Report: Feeling seen, being heard, taking action
A recent report published in December 2022, suggests that employees in lower-income households may have less access to agile working opportunities and may lack the resources required to fully benefit from agile work.
‘Feeling seen, being heard, taking action,’ is an academic piece of research commissioned by NHS Employers in partnership with agiLab. The report explores the concept of 'appreciation' in helping to address the agile working needs of workers from lower-income households.
agiLab is a collaboration between University of Sussex and the NHS to develop research-led best practices for effective agile working.
The act of appreciation
We found that appreciation is symbolic of the value and worth that lower-income workers are seeking and represents whether resources are available to engage in agile work effectively.
"I just felt valued, even though I was brand new, they were like well no, we'll give you the nearest station, we'll give you a part-time line and you can manage it around your children...I just felt like a totally valued person..they're just a lot more open minded and they're really inclusive as well....It was just really refreshing for me to actually be in an organisation like that."
Sandra, NHS employee
To understand what appreciation means for this group of employees, four themes emerged:
Theme 1 related to the positive experiences and difficulties that lower-income agile workers face.
Theme 2 outlined five different forms of appreciation that lower-income agile workers strive for.
Theme 3 identified ways to foster facilitation and incorporation of appreciation in agile work.
Theme 4 identified the barriers in facilitating and incorporating appreciation.
The report shows that workers in this group associate feeling seen and being heard with being valued and appreciated. They also value feeling supported through significant personnel taking action to help them meet their agile working needs. Feeling valued was indicative of them feeling a sense of worth and feeling that they can be the best they can be in the workplace.
The common themes from the research found that employees from lower-income households valued:
- good health
- a loving family
- supervisor support
- financial security
Recommendation to facilitate best practices in agile work for lower-income household workers
As a result of the findings, the research recommends embedding appreciation in the NHS workforce with particular attention being paid to this group of workers. Employers in the NHS should encourage line managers to foster a culture of appreciation in the agile workforce, and leaders need to ensure that the needs of the workforce can be implemented in a tailored and appropriate fashion.
"I suppose it's about not assuming that they're all set up to go, you do have to check on an individual level …So it's that kind of information, you need to check and just not make an assumption."
The ‘THANK’ framework has been created to help employers embed appreciation in their organisations.
Methodology and participants
The participants in this report were classified based on objective and subjective criteria.

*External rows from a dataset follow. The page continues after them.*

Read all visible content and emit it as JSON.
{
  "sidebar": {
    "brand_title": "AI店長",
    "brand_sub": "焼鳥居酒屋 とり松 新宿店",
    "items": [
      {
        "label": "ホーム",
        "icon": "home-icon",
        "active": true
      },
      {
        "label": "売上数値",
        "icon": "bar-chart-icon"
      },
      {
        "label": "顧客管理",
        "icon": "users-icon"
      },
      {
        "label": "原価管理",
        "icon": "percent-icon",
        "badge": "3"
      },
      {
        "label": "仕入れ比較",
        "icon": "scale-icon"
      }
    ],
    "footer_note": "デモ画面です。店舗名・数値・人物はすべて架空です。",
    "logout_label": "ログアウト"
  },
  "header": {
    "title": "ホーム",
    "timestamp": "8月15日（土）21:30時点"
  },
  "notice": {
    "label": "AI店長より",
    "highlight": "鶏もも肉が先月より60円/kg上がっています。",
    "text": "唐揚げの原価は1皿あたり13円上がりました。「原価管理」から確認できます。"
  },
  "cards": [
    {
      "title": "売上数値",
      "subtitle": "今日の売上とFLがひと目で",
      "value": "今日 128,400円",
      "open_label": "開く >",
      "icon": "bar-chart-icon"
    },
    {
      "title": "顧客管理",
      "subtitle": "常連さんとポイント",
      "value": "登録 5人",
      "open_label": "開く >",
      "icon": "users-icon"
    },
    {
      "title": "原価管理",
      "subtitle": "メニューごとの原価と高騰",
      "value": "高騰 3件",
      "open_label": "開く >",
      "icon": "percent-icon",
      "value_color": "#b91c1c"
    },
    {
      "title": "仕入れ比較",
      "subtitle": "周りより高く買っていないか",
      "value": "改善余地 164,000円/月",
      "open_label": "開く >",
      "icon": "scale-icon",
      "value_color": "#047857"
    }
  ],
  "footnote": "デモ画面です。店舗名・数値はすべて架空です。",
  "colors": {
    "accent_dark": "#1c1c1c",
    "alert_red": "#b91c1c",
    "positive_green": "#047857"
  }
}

The objective criteria were:
- income of £25,000 (full-time equivalent) per annum or below
- educational status
- occupational status
- the subjective criteria were if two or more of the following factors were met.
Workers were asked if they:
- feel financial strain
- have difficulty covering bills, travel costs and other outgoings
- are a single parent of dependent children
- have caring responsibilities for another person over 18
- live in cramped/difficult housing conditions.
This research was undertaken between March 2022 and November 2022.
Interviews were held with 16 lower-income workers from a range of different occupations within and beyond the NHS.
We also interviewed five employers and five stakeholders who work with lower-income workers in various capacities. The data was analysed using reflexive thematic analysis and revealed that ‘appreciation’ was a key factor that influenced the experiences of lower-income workers engaged in agile work.
A qualitative research design was developed to address this question and we had three key aims:
- how has the move to agile working impacted lower-income workers
- what is needed for lower-income workers to undertake agile work effectively
- what recommendations could be implemented to facilitate best practices in agile work for lower-income workers?
The study was approved by the University of Sussex Ethics Committee (ER/ER336/5).